o->[1...n]0+i: [1...n]0 creates a list of zeroes with length n. As shown with n->ni+1, if i=0, the length will always stay at 1; otherwise, it will keep increasing. +i simply converts the list of zeroes to a list of i's. So in summary, if i=0, then the list stays at length 1 and is populated with 0's. If i=1, then the list length is always increasing and is populated with 1's.

The rest of the code: It is simply to define the variables used in the actions above.

# dotcomma, 8 bytes

[,].[.,]


Try it online!

Dotcomma is a language I recently invented, designed to do things in an interesting way with as few instructions as possible. In order to accomplish this, there are two operators (predictably . and ,) which can do entirely different things depending on context. This answer's explanation will be very introductory. To see some more complicated code, check out the examples in the page linked in the title.
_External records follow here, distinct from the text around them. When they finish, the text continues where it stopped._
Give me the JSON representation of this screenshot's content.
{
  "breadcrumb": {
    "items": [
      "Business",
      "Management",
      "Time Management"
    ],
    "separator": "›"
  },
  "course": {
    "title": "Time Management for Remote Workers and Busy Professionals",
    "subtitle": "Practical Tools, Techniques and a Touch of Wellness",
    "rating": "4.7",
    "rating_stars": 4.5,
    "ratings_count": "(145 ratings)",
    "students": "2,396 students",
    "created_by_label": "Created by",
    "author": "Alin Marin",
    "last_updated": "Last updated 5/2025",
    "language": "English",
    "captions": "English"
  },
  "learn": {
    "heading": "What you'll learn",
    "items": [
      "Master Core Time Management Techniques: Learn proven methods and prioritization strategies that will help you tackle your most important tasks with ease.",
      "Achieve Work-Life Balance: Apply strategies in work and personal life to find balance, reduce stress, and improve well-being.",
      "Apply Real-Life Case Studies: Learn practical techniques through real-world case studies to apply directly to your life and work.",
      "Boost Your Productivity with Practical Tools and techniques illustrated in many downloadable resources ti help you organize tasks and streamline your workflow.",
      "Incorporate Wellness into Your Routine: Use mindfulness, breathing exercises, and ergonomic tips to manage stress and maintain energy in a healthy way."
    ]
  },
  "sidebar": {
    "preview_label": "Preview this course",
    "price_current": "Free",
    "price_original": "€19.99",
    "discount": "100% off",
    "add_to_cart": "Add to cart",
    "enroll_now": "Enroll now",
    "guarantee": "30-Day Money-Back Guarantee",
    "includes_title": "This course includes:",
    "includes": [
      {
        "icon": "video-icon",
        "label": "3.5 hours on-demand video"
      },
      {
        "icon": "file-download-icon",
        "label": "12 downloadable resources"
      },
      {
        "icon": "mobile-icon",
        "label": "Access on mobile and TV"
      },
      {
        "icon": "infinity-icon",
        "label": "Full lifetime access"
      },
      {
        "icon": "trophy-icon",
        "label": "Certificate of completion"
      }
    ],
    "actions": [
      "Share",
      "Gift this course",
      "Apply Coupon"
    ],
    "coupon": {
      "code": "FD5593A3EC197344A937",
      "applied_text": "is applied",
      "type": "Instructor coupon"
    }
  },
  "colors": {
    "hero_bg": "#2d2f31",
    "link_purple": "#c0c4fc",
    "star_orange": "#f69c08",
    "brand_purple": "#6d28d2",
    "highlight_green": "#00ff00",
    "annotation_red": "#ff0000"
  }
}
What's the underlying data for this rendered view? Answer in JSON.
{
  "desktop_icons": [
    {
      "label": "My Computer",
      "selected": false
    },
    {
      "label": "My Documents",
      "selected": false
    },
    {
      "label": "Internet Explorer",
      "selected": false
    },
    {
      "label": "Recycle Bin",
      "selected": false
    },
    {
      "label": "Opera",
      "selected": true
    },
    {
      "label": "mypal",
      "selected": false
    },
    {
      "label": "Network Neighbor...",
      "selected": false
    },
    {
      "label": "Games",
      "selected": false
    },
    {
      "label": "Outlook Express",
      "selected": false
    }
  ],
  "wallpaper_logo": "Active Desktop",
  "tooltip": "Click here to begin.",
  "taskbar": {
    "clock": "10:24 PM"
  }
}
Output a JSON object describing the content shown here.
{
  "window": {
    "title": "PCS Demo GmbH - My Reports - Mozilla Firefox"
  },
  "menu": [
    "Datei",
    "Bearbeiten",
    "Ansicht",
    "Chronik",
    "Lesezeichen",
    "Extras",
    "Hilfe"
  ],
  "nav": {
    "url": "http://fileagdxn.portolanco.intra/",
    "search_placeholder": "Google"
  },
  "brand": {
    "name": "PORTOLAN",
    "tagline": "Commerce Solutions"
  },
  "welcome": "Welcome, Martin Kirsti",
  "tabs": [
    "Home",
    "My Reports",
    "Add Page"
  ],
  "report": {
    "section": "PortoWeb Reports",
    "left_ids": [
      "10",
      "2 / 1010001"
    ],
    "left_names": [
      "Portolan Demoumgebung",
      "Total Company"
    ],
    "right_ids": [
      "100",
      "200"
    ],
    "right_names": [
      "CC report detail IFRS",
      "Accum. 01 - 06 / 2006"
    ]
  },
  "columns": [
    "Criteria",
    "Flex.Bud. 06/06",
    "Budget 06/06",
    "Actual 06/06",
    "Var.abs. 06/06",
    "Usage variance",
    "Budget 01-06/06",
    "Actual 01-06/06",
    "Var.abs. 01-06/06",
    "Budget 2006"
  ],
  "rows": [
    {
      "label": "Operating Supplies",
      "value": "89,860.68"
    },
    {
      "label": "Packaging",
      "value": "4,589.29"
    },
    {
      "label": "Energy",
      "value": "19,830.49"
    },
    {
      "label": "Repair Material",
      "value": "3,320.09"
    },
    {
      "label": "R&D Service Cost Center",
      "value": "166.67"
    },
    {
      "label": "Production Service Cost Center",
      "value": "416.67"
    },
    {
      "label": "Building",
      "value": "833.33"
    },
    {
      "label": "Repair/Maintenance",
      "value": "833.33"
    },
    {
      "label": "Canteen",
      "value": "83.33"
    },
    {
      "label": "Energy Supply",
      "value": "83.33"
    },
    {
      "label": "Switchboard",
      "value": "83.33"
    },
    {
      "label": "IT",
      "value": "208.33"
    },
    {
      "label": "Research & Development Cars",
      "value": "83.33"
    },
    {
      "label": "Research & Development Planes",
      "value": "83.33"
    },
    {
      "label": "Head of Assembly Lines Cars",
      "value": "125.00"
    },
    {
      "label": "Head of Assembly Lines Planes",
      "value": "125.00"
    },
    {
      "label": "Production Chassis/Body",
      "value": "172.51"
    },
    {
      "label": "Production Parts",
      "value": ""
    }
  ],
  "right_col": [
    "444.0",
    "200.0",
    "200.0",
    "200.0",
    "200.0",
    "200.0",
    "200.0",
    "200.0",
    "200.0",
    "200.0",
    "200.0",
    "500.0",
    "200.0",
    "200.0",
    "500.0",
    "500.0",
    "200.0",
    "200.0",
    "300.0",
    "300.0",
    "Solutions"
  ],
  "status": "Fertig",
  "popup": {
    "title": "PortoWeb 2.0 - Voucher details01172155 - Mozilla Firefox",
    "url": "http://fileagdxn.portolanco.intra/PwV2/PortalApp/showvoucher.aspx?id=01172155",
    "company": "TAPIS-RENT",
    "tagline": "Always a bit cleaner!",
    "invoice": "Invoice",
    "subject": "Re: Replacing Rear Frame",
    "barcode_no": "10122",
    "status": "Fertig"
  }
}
This program is actually a pretty neat showcase of some of the more interesting features of dotcomma. You'll notice it's divides into two main parts, [,] and [.,], separated by a .. These are called blocks. Every block and operator has a return value.

The way dotcomma manages to do so many different things with each operator is by changing what they do based on what precedes and follows them. Take the , in the first block. Because it is at the start of a block, its return value will be a value taken from input. Because it is at the end of a block, it will also output this value and use it as the block's return value. Surprisingly compact for a language with four valid characters!

As for the first ., because it is preceded by a block, it will take the block's return value and use it as its own. It is followed by another block, so it will do one two things: if its return value is 0, the block will be skipped. Thus, only 0 will be outputted and the program will terminate.

However, if its return value is 1, the block will be looped. Within the block are two operators: .,. The . will have a return value of 1, as it follows the beginning of a block. The , will behave similarly to the first one, but instead of taking the number to be outputted from input, it will take it from the . (which will always be 1). The loop will run forever because the , will always set the looped block's return value to 1.

Hopefully this explanation isn't too confusing!

• Why didn't I upvote this until now????? Every single Dotcomma answer needs an upvote.
– null
Apr 15 at 13:36

# tinylisp, 31 bytes

(d A(q((N)(i N(A(c 1(disp 1)))0


Defines a function A that takes the required input, as tinylisp has no concept of program input.

Try it online!

• You could if you so wanted replace all of the digits with N ;-)
– Neil
Apr 22 at 14:38

## PostScript, 36 bytes

.runstdin 0 eq{0 =}{{1 =}loop}ifelse


Probably needs to be run through ghostscript to get the .runstdin` operator.